**WORK REQUIRED:** Could you restate the whole listing word for word?

**SOURCE MATERIAL:**
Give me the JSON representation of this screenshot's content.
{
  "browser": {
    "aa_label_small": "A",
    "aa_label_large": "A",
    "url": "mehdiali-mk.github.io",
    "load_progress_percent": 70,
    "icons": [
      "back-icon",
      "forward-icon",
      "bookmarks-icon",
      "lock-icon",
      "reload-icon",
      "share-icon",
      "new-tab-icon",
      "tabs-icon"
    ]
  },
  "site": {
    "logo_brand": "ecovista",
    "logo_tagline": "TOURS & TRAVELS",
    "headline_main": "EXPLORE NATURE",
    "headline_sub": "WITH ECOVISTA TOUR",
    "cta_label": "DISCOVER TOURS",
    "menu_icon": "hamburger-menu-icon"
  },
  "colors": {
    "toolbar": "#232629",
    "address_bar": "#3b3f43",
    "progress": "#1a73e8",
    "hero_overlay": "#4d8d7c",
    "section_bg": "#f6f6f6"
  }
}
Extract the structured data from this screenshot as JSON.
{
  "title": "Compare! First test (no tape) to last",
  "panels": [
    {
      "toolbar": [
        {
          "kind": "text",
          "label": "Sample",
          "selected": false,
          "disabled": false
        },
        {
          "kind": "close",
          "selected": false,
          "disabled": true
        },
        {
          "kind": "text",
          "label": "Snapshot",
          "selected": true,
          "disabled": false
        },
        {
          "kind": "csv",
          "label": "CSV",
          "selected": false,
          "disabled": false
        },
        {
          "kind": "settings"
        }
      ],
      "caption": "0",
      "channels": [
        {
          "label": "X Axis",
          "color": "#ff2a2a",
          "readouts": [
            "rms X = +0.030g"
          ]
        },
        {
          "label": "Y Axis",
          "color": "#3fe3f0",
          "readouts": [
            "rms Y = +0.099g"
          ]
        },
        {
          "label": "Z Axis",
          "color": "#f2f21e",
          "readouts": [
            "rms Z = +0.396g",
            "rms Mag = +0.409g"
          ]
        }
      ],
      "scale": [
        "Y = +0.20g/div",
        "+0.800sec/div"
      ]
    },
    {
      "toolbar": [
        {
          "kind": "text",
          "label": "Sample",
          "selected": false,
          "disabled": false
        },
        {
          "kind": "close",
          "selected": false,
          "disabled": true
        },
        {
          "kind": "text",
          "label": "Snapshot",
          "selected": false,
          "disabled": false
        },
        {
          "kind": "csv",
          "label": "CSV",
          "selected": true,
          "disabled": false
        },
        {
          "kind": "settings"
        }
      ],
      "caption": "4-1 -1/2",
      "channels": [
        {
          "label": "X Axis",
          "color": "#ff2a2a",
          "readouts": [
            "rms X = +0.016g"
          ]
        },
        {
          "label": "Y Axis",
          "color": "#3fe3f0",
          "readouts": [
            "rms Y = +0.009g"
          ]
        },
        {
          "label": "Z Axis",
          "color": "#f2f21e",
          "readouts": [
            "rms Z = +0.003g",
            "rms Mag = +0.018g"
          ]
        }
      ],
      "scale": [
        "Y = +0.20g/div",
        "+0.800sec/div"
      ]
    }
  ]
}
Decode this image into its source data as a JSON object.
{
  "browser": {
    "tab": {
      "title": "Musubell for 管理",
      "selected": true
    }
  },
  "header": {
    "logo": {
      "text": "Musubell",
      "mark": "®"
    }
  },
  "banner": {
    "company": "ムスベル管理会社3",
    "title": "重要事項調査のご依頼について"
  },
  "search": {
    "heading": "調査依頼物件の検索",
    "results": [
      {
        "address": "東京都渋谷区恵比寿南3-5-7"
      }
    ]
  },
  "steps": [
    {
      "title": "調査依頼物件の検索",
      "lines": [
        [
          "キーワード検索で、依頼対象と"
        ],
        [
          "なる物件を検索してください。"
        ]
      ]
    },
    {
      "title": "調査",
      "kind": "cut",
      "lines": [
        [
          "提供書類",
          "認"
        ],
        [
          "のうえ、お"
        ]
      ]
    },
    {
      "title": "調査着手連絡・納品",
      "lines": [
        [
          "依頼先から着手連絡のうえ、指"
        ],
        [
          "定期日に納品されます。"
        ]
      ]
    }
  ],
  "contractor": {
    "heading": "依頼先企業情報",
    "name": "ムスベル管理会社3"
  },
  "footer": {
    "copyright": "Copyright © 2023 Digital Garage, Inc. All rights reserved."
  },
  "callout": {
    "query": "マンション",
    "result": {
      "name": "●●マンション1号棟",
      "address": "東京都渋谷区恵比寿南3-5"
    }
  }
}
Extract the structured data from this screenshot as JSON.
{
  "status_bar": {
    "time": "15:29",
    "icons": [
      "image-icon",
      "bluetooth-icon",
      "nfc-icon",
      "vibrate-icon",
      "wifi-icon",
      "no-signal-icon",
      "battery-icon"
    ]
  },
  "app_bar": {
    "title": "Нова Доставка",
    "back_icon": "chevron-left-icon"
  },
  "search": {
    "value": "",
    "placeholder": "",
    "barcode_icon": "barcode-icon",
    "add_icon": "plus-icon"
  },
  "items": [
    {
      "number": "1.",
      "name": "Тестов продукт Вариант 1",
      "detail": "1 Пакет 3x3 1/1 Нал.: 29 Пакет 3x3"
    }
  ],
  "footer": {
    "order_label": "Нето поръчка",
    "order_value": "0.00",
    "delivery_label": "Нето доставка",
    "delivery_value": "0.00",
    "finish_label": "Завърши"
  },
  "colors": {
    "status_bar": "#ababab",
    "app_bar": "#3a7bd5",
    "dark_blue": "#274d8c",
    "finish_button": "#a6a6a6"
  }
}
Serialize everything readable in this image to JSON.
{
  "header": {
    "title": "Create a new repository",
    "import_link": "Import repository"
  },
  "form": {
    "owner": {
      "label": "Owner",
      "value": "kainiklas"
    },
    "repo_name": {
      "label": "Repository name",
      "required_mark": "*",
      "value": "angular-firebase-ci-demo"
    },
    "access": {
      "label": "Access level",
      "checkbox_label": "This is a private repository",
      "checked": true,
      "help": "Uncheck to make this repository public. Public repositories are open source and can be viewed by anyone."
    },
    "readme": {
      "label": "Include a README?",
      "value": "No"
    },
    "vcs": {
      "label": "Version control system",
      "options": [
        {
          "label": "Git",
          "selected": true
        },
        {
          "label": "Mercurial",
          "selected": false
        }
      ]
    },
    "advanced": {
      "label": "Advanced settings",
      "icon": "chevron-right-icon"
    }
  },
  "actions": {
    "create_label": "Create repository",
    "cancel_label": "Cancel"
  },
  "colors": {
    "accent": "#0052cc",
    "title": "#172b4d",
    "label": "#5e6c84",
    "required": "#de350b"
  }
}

**ANSWER TO THE EXERCISE:**
Give me the JSON representation of this screenshot's content.
{
  "browser": {
    "aa_label_small": "A",
    "aa_label_large": "A",
    "url": "mehdiali-mk.github.io",
    "load_progress_percent": 70,
    "icons": [
      "back-icon",
      "forward-icon",
      "bookmarks-icon",
      "lock-icon",
      "reload-icon",
      "share-icon",
      "new-tab-icon",
      "tabs-icon"
    ]
  },
  "site": {
    "logo_brand": "ecovista",
    "logo_tagline": "TOURS & TRAVELS",
    "headline_main": "EXPLORE NATURE",
    "headline_sub": "WITH ECOVISTA TOUR",
    "cta_label": "DISCOVER TOURS",
    "menu_icon": "hamburger-menu-icon"
  },
  "colors": {
    "toolbar": "#232629",
    "address_bar": "#3b3f43",
    "progress": "#1a73e8",
    "hero_overlay": "#4d8d7c",
    "section_bg": "#f6f6f6"
  }
}
Extract the structured data from this screenshot as JSON.
{
  "title": "Compare! First test (no tape) to last",
  "panels": [
    {
      "toolbar": [
        {
          "kind": "text",
          "label": "Sample",
          "selected": false,
          "disabled": false
        },
        {
          "kind": "close",
          "selected": false,
          "disabled": true
        },
        {
          "kind": "text",
          "label": "Snapshot",
          "selected": true,
          "disabled": false
        },
        {
          "kind": "csv",
          "label": "CSV",
          "selected": false,
          "disabled": false
        },
        {
          "kind": "settings"
        }
      ],
      "caption": "0",
      "channels": [
        {
          "label": "X Axis",
          "color": "#ff2a2a",
          "readouts": [
            "rms X = +0.030g"
          ]
        },
        {
          "label": "Y Axis",
          "color": "#3fe3f0",
          "readouts": [
            "rms Y = +0.099g"
          ]
        },
        {
          "label": "Z Axis",
          "color": "#f2f21e",
          "readouts": [
            "rms Z = +0.396g",
            "rms Mag = +0.409g"
          ]
        }
      ],
      "scale": [
        "Y = +0.20g/div",
        "+0.800sec/div"
      ]
    },
    {
      "toolbar": [
        {
          "kind": "text",
          "label": "Sample",
          "selected": false,
          "disabled": false
        },
        {
          "kind": "close",
          "selected": false,
          "disabled": true
        },
        {
          "kind": "text",
          "label": "Snapshot",
          "selected": false,
          "disabled": false
        },
        {
          "kind": "csv",
          "label": "CSV",
          "selected": true,
          "disabled": false
        },
        {
          "kind": "settings"
        }
      ],
      "caption": "4-1 -1/2",
      "channels": [
        {
          "label": "X Axis",
          "color": "#ff2a2a",
          "readouts": [
            "rms X = +0.016g"
          ]
        },
        {
          "label": "Y Axis",
          "color": "#3fe3f0",
          "readouts": [
            "rms Y = +0.009g"
          ]
        },
        {
          "label": "Z Axis",
          "color": "#f2f21e",
          "readouts": [
            "rms Z = +0.003g",
            "rms Mag = +0.018g"
          ]
        }
      ],
      "scale": [
        "Y = +0.20g/div",
        "+0.800sec/div"
      ]
    }
  ]
}
Decode this image into its source data as a JSON object.
{
  "browser": {
    "tab": {
      "title": "Musubell for 管理",
      "selected": true
    }
  },
  "header": {
    "logo": {
      "text": "Musubell",
      "mark": "®"
    }
  },
  "banner": {
    "company": "ムスベル管理会社3",
    "title": "重要事項調査のご依頼について"
  },
  "search": {
    "heading": "調査依頼物件の検索",
    "results": [
      {
        "address": "東京都渋谷区恵比寿南3-5-7"
      }
    ]
  },
  "steps": [
    {
      "title": "調査依頼物件の検索",
      "lines": [
        [
          "キーワード検索で、依頼対象と"
        ],
        [
          "なる物件を検索してください。"
        ]
      ]
    },
    {
      "title": "調査",
      "kind": "cut",
      "lines": [
        [
          "提供書類",
          "認"
        ],
        [
          "のうえ、お"
        ]
      ]
    },
    {
      "title": "調査着手連絡・納品",
      "lines": [
        [
          "依頼先から着手連絡のうえ、指"
        ],
        [
          "定期日に納品されます。"
        ]
      ]
    }
  ],
  "contractor": {
    "heading": "依頼先企業情報",
    "name": "ムスベル管理会社3"
  },
  "footer": {
    "copyright": "Copyright © 2023 Digital Garage, Inc. All rights reserved."
  },
  "callout": {
    "query": "マンション",
    "result": {
      "name": "●●マンション1号棟",
      "address": "東京都渋谷区恵比寿南3-5"
    }
  }
}
Extract the structured data from this screenshot as JSON.
{
  "status_bar": {
    "time": "15:29",
    "icons": [
      "image-icon",
      "bluetooth-icon",
      "nfc-icon",
      "vibrate-icon",
      "wifi-icon",
      "no-signal-icon",
      "battery-icon"
    ]
  },
  "app_bar": {
    "title": "Нова Доставка",
    "back_icon": "chevron-left-icon"
  },
  "search": {
    "value": "",
    "placeholder": "",
    "barcode_icon": "barcode-icon",
    "add_icon": "plus-icon"
  },
  "items": [
    {
      "number": "1.",
      "name": "Тестов продукт Вариант 1",
      "detail": "1 Пакет 3x3 1/1 Нал.: 29 Пакет 3x3"
    }
  ],
  "footer": {
    "order_label": "Нето поръчка",
    "order_value": "0.00",
    "delivery_label": "Нето доставка",
    "delivery_value": "0.00",
    "finish_label": "Завърши"
  },
  "colors": {
    "status_bar": "#ababab",
    "app_bar": "#3a7bd5",
    "dark_blue": "#274d8c",
    "finish_button": "#a6a6a6"
  }
}
Serialize everything readable in this image to JSON.
{
  "header": {
    "title": "Create a new repository",
    "import_link": "Import repository"
  },
  "form": {
    "owner": {
      "label": "Owner",
      "value": "kainiklas"
    },
    "repo_name": {
      "label": "Repository name",
      "required_mark": "*",
      "value": "angular-firebase-ci-demo"
    },
    "access": {
      "label": "Access level",
      "checkbox_label": "This is a private repository",
      "checked": true,
      "help": "Uncheck to make this repository public. Public repositories are open source and can be viewed by anyone."
    },
    "readme": {
      "label": "Include a README?",
      "value": "No"
    },
    "vcs": {
      "label": "Version control system",
      "options": [
        {
          "label": "Git",
          "selected": true
        },
        {
          "label": "Mercurial",
          "selected": false
        }
      ]
    },
    "advanced": {
      "label": "Advanced settings",
      "icon": "chevron-right-icon"
    }
  },
  "actions": {
    "create_label": "Create repository",
    "cancel_label": "Cancel"
  },
  "colors": {
    "accent": "#0052cc",
    "title": "#172b4d",
    "label": "#5e6c84",
    "required": "#de350b"
  }
}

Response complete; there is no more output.